I am so sympathetic to what you must be going through. When my son was nine months old he abruptly stopped nursing for what turned out to be exactly seven days (to the feeding!) I was frantic and tried EVERYTHING, he had never taken a bottle but I kept pumping, put breast milk in a bottle one day and he took that thing like a pro. I never did determine what happened, and we continued to breastfeed til just after his first birthday when he slowly weaned himself. I do seem to remember that my period started around the time he was ten months, so there may have been some changes in the milk...I just don't know. The advantage after that episode was that he was willing to take a bottle, which was helpful. Hang in there! Carolyn
When my daughter was 7mths. old, we went to england and the same thing happened. No matter how hard i tried she simply would not nurse. I now think that a change in the water/food changed the taste of my milk. Even though you are feeding your son your milk now that you are back home, he may associate the breast with the different taste he experienced while you were away. maybe there's something in this, i don't know. Anon.
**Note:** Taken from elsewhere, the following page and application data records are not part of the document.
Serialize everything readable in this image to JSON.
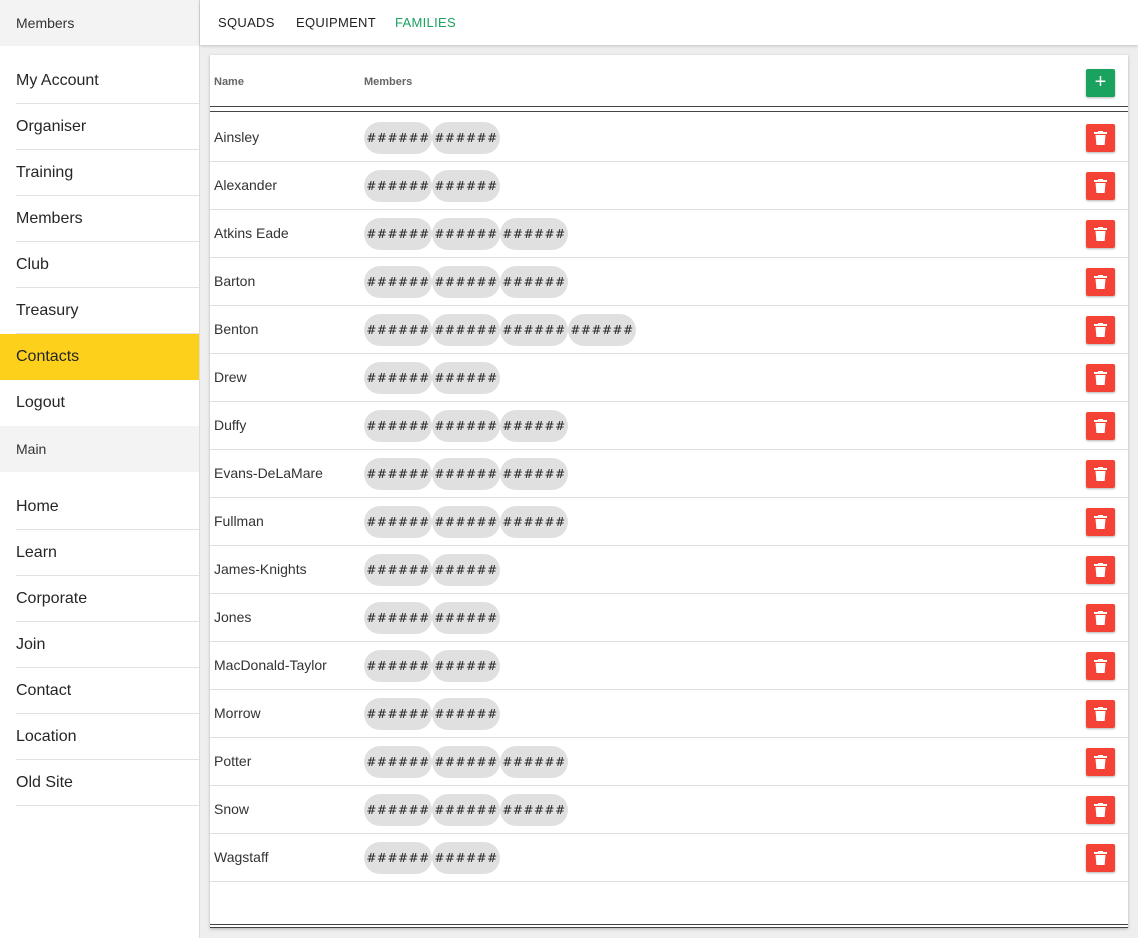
{
  "sidebar": {
    "sections": [
      {
        "header": "Members",
        "items": [
          "My Account",
          "Organiser",
          "Training",
          "Members",
          "Club",
          "Treasury",
          "Contacts",
          "Logout"
        ],
        "active": "Contacts"
      },
      {
        "header": "Main",
        "items": [
          "Home",
          "Learn",
          "Corporate",
          "Join",
          "Contact",
          "Location",
          "Old Site"
        ]
      }
    ]
  },
  "tabs": [
    {
      "label": "SQUADS",
      "active": false
    },
    {
      "label": "EQUIPMENT",
      "active": false
    },
    {
      "label": "FAMILIES",
      "active": true
    }
  ],
  "table": {
    "headers": {
      "name": "Name",
      "members": "Members"
    },
    "add_icon": "plus-icon",
    "delete_icon": "trash-icon",
    "rows": [
      {
        "name": "Ainsley",
        "members": [
          "######",
          "######"
        ]
      },
      {
        "name": "Alexander",
        "members": [
          "######",
          "######"
        ]
      },
      {
        "name": "Atkins Eade",
        "members": [
          "######",
          "######",
          "######"
        ]
      },
      {
        "name": "Barton",
        "members": [
          "######",
          "######",
          "######"
        ]
      },
      {
        "name": "Benton",
        "members": [
          "######",
          "######",
          "######",
          "######"
        ]
      },
      {
        "name": "Drew",
        "members": [
          "######",
          "######"
        ]
      },
      {
        "name": "Duffy",
        "members": [
          "######",
          "######",
          "######"
        ]
      },
      {
        "name": "Evans-DeLaMare",
        "members": [
          "######",
          "######",
          "######"
        ]
      },
      {
        "name": "Fullman",
        "members": [
          "######",
          "######",
          "######"
        ]
      },
      {
        "name": "James-Knights",
        "members": [
          "######",
          "######"
        ]
      },
      {
        "name": "Jones",
        "members": [
          "######",
          "######"
        ]
      },
      {
        "name": "MacDonald-Taylor",
        "members": [
          "######",
          "######"
        ]
      },
      {
        "name": "Morrow",
        "members": [
          "######",
          "######"
        ]
      },
      {
        "name": "Potter",
        "members": [
          "######",
          "######",
          "######"
        ]
      },
      {
        "name": "Snow",
        "members": [
          "######",
          "######",
          "######"
        ]
      },
      {
        "name": "Wagstaff",
        "members": [
          "######",
          "######"
        ]
      }
    ]
  },
  "colors": {
    "active_nav": "#fdd01c",
    "active_tab": "#1aa25f",
    "add_button": "#1aa25f",
    "delete_button": "#f44336",
    "chip": "#e0e0e0"
  }
}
My situation wasn't entirely the same a yours, but maybe this will help or inspire you anyway. When I returned to work my 4 month old was taking bottled breast milk 3 times a day and I was finding she much preferred the bottle, as it was a faster and more consistent flow. She was getting very frustrated with the breast waiting for the let down and would cry and cry and not continue to suck such that the let down would never come. It was very upsetting for me, but it was important for me to continue to nurse so I persisted. Sometimes I would pump a little before nursing her so the let down was already there when I put her to the breast or I would try to feed her before she was starved so she had more patience waiting for the let down. For the most part we have worked through it and she is nursing (she is 8 months now), although I think she still would prefer the bottle, at least during the day. Good luck. Karyn
I didn't see the whole post, but a mom had posted apparently about a young baby rejecting the breast earlier than a year. My two younger sons both rejected just shy of a year, but I found out later that the youngest rejected because I had gotten ''serious'' about losing some baby weight, and had unwittingly changed the formulation of my breast milk--apparently it didn't taste very good. Pediatrician, Nurse Practitioner, friends--all missed this because I didn't ''talk'' about having started losing weight. There are also some toxicity issues, apparently--but the best person to ask about this would be a breastfeeding professional which you can find at a place like ''Birth & Bonding''. Hope this helps! Karin
Nursing Strike OVER!!!
After three weeks of drinking pumped breast milk from a spouted cup, my son is back to nursing three times per day. Thanks so much for all of the suggestions and support. It kept me pumping & trying to nurse even when I felt like giving up. Very Appreciatively, Lianne